Maryland casinos began reopening in June, and as of mid-November, at least 133 casino employees who have been diagnosed with the coronavirus report that local media are asking for more transparency.
There are no reports on public information
Information received after a series of public inquiries to Maryland Lottery & Gaming Control Agency showed that at least 60 of all positive cases have occurred since the beginning of October. No such information could be obtained from casinos, and state and local health departments do not publicly report virus cases among casino employees or customers.
Maryland Department of Health and Department of Health Prince George Counties do not require public reporting of casino cases MGM National Harbor in Oxon Hill, nor Anne Arundel County Department of Health supervisor Maryland Live! Casino declined to respond to requests for information regarding public reporting of virus cases among casino employees.
Of all six casinos that were asked to know how many of their employees tested positive for the virus and what protocol they used to mitigate the risk, only Rocky Gap Casino replied.
A casino spokeswoman noted in the media that the health information of team members is not disclosed and confirmed cases of viruses are being reported to community contact tracking. The casino then follows internal tracking protocols to identify team members that may have come into contact with an infected employee, and are tested once identified. Thorough disinfection of the working area of an infected team member is performed, while infected workers may only return after a negative test.
Casinos experiencing a demand for Pent-Up
Six casinos in Maryland are currently operating with limited bandwidth, in addition to implementing a number of measures to mitigate the risk of virus transmission, including plexiglass dividers, reduced number of slot machines and mask entitlements. According to the reports of the regulatory body, casinos were making almost money $ 140 million per month since re-opening in June, approaching pre-closing levels.

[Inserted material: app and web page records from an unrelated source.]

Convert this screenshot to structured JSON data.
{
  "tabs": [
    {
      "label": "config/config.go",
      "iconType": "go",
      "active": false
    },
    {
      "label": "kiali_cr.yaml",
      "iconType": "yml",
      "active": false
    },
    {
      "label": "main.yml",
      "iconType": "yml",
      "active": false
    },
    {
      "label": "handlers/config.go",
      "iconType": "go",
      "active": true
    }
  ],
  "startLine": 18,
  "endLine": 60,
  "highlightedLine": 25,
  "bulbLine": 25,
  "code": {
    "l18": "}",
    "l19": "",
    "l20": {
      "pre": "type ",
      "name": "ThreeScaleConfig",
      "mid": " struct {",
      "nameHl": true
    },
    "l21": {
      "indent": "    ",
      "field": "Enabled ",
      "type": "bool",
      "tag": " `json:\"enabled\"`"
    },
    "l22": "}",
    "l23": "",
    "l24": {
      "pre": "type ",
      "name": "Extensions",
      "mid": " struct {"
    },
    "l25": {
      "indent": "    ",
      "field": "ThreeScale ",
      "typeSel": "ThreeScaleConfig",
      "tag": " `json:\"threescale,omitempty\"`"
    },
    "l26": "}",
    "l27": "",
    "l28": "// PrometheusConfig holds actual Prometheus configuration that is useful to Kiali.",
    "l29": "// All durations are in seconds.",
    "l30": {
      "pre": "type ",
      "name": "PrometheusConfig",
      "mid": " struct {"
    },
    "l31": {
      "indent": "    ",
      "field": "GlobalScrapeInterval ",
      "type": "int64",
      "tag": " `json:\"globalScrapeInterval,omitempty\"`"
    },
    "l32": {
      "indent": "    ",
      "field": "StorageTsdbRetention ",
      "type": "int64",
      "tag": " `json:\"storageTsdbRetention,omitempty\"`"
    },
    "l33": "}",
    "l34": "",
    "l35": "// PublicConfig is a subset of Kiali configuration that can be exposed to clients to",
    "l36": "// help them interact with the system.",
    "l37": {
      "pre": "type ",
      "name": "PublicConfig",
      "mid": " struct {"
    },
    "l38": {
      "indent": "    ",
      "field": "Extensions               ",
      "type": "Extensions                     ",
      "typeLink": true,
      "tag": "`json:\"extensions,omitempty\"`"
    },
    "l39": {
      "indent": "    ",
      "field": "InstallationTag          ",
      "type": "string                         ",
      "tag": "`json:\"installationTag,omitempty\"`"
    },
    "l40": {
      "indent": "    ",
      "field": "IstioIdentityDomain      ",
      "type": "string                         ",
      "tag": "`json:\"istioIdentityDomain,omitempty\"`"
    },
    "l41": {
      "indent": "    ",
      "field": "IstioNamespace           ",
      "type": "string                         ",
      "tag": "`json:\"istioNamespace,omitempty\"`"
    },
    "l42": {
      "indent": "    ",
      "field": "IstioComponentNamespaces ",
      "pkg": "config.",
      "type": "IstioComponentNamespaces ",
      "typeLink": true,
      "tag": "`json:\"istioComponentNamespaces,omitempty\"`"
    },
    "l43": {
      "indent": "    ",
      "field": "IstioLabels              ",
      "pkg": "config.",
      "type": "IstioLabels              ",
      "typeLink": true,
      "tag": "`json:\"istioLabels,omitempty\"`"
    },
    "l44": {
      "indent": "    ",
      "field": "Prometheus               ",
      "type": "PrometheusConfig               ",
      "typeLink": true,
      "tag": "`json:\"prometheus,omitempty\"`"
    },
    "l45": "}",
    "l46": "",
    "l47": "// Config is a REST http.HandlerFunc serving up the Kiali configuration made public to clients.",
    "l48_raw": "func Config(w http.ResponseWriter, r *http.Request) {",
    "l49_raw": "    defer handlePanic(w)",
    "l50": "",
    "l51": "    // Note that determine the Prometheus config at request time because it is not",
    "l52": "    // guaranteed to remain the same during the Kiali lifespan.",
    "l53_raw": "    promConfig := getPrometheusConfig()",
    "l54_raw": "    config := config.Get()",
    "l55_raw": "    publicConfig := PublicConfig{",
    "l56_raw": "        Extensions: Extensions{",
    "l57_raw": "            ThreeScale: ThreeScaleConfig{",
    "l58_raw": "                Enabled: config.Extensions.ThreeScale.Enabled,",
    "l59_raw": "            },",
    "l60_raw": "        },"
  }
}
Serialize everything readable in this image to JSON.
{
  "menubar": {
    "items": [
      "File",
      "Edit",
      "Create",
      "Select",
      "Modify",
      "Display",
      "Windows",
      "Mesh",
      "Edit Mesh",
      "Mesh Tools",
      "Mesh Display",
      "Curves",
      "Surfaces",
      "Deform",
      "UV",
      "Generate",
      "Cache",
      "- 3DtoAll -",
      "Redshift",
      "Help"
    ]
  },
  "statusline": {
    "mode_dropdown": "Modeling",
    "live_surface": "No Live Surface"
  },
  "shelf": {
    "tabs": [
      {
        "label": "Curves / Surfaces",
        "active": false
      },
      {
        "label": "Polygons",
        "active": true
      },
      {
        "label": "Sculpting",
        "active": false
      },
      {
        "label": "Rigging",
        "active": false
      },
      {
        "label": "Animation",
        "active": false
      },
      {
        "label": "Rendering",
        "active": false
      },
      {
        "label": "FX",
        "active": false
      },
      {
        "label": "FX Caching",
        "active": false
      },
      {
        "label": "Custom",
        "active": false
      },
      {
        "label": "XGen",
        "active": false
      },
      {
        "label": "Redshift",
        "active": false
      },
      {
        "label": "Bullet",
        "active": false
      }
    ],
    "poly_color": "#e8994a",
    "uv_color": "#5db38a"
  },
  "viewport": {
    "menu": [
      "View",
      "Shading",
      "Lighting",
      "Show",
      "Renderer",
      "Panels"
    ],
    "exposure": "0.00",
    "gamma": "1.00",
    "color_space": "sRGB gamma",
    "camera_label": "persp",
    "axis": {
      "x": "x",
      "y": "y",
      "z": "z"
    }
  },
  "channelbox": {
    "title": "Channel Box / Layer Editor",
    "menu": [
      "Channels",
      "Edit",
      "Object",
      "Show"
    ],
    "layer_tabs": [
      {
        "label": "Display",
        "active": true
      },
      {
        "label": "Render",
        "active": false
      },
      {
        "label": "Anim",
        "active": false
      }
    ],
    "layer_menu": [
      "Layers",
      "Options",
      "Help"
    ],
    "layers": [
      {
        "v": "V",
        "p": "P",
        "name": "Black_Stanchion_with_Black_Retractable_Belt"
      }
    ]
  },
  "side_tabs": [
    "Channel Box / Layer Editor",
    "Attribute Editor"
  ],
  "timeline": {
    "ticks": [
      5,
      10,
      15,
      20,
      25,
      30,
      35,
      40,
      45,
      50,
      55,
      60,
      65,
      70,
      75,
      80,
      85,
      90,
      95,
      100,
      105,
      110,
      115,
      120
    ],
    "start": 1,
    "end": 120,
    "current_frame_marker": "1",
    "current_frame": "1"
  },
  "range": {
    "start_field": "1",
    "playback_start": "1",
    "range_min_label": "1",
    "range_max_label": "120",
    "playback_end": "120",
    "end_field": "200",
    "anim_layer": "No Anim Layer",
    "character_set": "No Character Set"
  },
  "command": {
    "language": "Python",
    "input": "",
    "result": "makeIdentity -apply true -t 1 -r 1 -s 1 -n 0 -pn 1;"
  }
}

However, recent Maryland Lottery & Gaming Control Agency board meetings have exposed significant risks inside the gambling venues. In one case, the congestion at MGM National Harbor was marked by agents who noticed the lack of social distancing around the bar and drink. The agency also reported a series of physical fights that take place regularly at MGM and several times at Maryland Live! and Horseshoe Baltimore.
Perhaps it is time for the state to consider ways to provide transparency on the number of employees infected with the virus at each casino, as that would be useful information for customers before deciding which casino to visit, sums up the media inquiry.